Imagine if I were to collect the most infamous deeds of African Americans over the last decade — say, Michael Vick’s dog-fighting scandal and O. J. Simpson’s most recent criminal exploit — and then put a bow on it with the phrase “the decade in black America.” What if I did the same thing with Jews? Bernie Madoff, the face of Jewish America!
In Goldberg's opinion, people are practising, in his implication, a similar sort of bigotry, when they summarize a "recap of the worst financial and corporate scandals of the decade" as "the decade in capitalism." "Reducing capitalism to its alleged sins," Goldberg argues by analogy, is just as bigoted as declaring disgraced athletes of representatives of "black America" or Bernie Madoff as the embodiment of American Jews.
In capitalism's defense, Goldberg cites several samples of super-philanthropy from the likes of Warren Buffet. If bad capitalists can be considered expressions of the essence of capitalism, he suggests, can't we just as well argue that good capitalists express a more benign essence of the thing? "Capitalism doesn't just create generous wealthy people, but generous poor people, too," he notes.
Goldberg thinks it unfair that "Every good thing capitalism helps produce -- from singing careers to cures for diseases to staggering charity -- is credited to some other sphere of our lives [while] every problem with capitalism, meanwhile, is laid at her feet." It's unfair, he argues, because "the problems with capitalism -- greed, theft, etc. -- aren't capitalism's fault, they're humanity's. Socialist countries have greedy thieves, too."
That last bit is a valid point, as history proves. But Goldberg doesn't quite prove his case because he never really attempts to define what he considers the essence of capitalism. The closest he comes is an implicit equation of capitalism with "free markets" which are themselves in disrepute "particularly by the people running Washington." Goldberg may not have thought it necessary to spell out the definition of capitalism in an opinion column, but more likely he buys into notion that capitalism is synonymous with "freedom" and can thus be defined negatively by the absence of onerous laws and regulations. He worries that more laws and regulations "won't cure what allegedly ails capitalism -- people will still steal and lie -- but they will impede everything that makes capitalism great." Again, he's right that capitalism didn't invent theft and lies. But using that truth to argue against regulating capitalism is like people arguing against gun control on the ground that people will always be violent. We can grant the point about human nature without conceding that it's therefore okay for people to own assault rifles.

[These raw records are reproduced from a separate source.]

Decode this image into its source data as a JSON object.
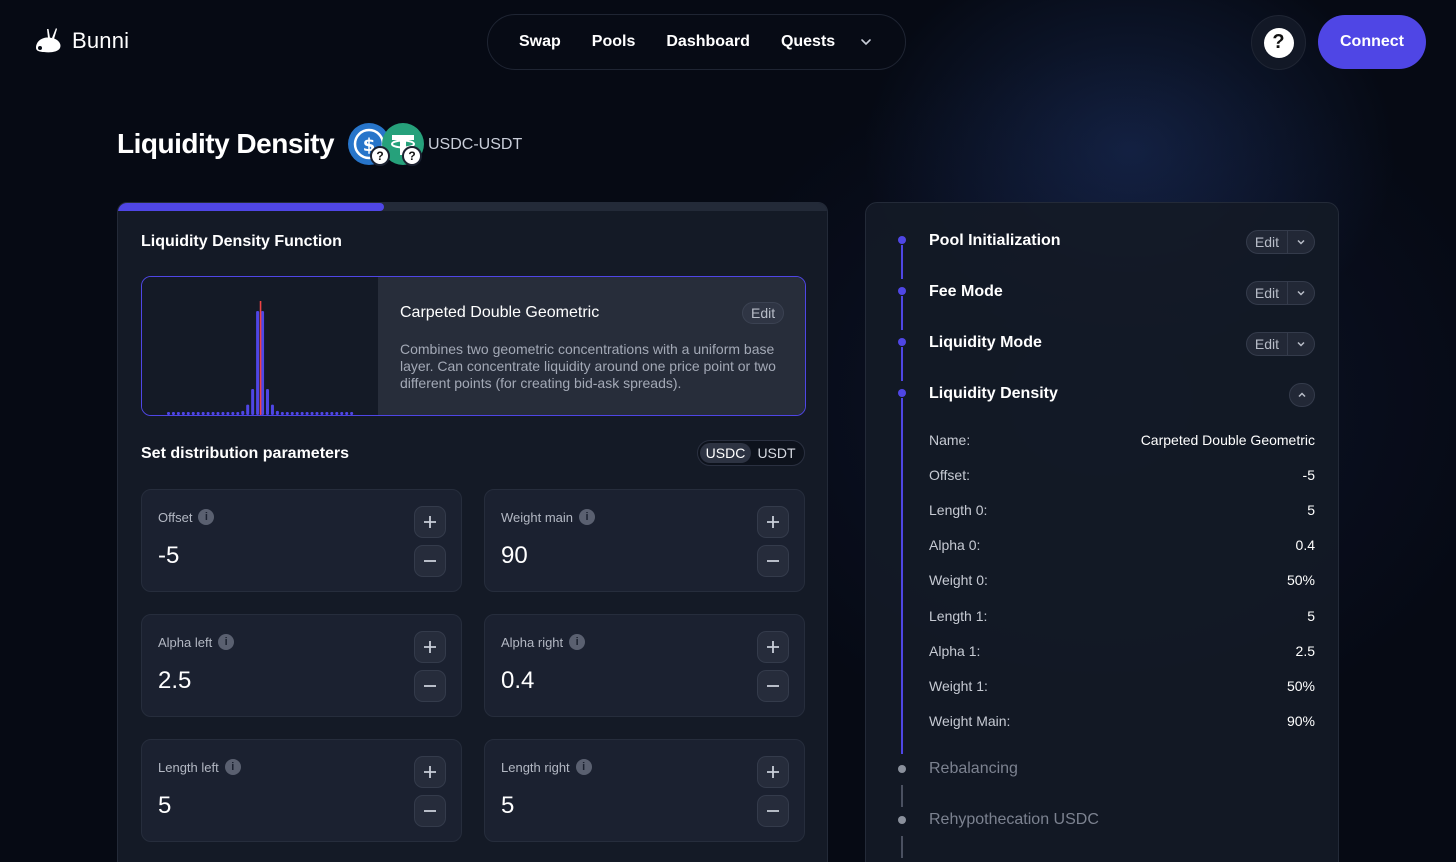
{
  "header": {
    "app_name": "Bunni",
    "nav": [
      "Swap",
      "Pools",
      "Dashboard",
      "Quests"
    ],
    "help_label": "?",
    "connect_label": "Connect"
  },
  "page": {
    "title": "Liquidity Density",
    "pair": "USDC-USDT",
    "token_badge": "?",
    "progress_fraction": 0.375
  },
  "ldf": {
    "section_title": "Liquidity Density Function",
    "name": "Carpeted Double Geometric",
    "edit_label": "Edit",
    "description": "Combines two geometric concentrations with a uniform base layer. Can concentrate liquidity around one price point or two different points (for creating bid-ask spreads).",
    "preview_bars": [
      1,
      1,
      1,
      1,
      1,
      1,
      1,
      1,
      1,
      1,
      1,
      1,
      1,
      1,
      2,
      4,
      10,
      25,
      100,
      100,
      25,
      10,
      4,
      2,
      1,
      1,
      1,
      1,
      1,
      1,
      1,
      1,
      1,
      1,
      1,
      1,
      1,
      1
    ],
    "current_tick_index": 19
  },
  "params": {
    "section_title": "Set distribution parameters",
    "token_toggle": [
      "USDC",
      "USDT"
    ],
    "active_token": "USDC",
    "fields": [
      {
        "label": "Offset",
        "value": "-5"
      },
      {
        "label": "Weight main",
        "value": "90"
      },
      {
        "label": "Alpha left",
        "value": "2.5"
      },
      {
        "label": "Alpha right",
        "value": "0.4"
      },
      {
        "label": "Length left",
        "value": "5"
      },
      {
        "label": "Length right",
        "value": "5"
      }
    ]
  },
  "steps": {
    "items": [
      {
        "title": "Pool Initialization",
        "edit": "Edit"
      },
      {
        "title": "Fee Mode",
        "edit": "Edit"
      },
      {
        "title": "Liquidity Mode",
        "edit": "Edit"
      },
      {
        "title": "Liquidity Density"
      },
      {
        "title": "Rebalancing"
      },
      {
        "title": "Rehypothecation USDC"
      }
    ],
    "details": [
      {
        "k": "Name:",
        "v": "Carpeted Double Geometric"
      },
      {
        "k": "Offset:",
        "v": "-5"
      },
      {
        "k": "Length 0:",
        "v": "5"
      },
      {
        "k": "Alpha 0:",
        "v": "0.4"
      },
      {
        "k": "Weight 0:",
        "v": "50%"
      },
      {
        "k": "Length 1:",
        "v": "5"
      },
      {
        "k": "Alpha 1:",
        "v": "2.5"
      },
      {
        "k": "Weight 1:",
        "v": "50%"
      },
      {
        "k": "Weight Main:",
        "v": "90%"
      }
    ]
  },
  "colors": {
    "accent": "#4f46e5",
    "usdc": "#2775ca",
    "usdt": "#26a17b",
    "tick_marker": "#ef4444"
  }
}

Likewise, the fact that people are often inclined to steal or lie should actually make us more determined to ensure that such people don't get their hands on the tools that will let them do the greatest damage to society. If Goldberg worries that that can't be done without crippling capitalism's good tendencies, his apprehension only throws the moral essence of capitalism further into question.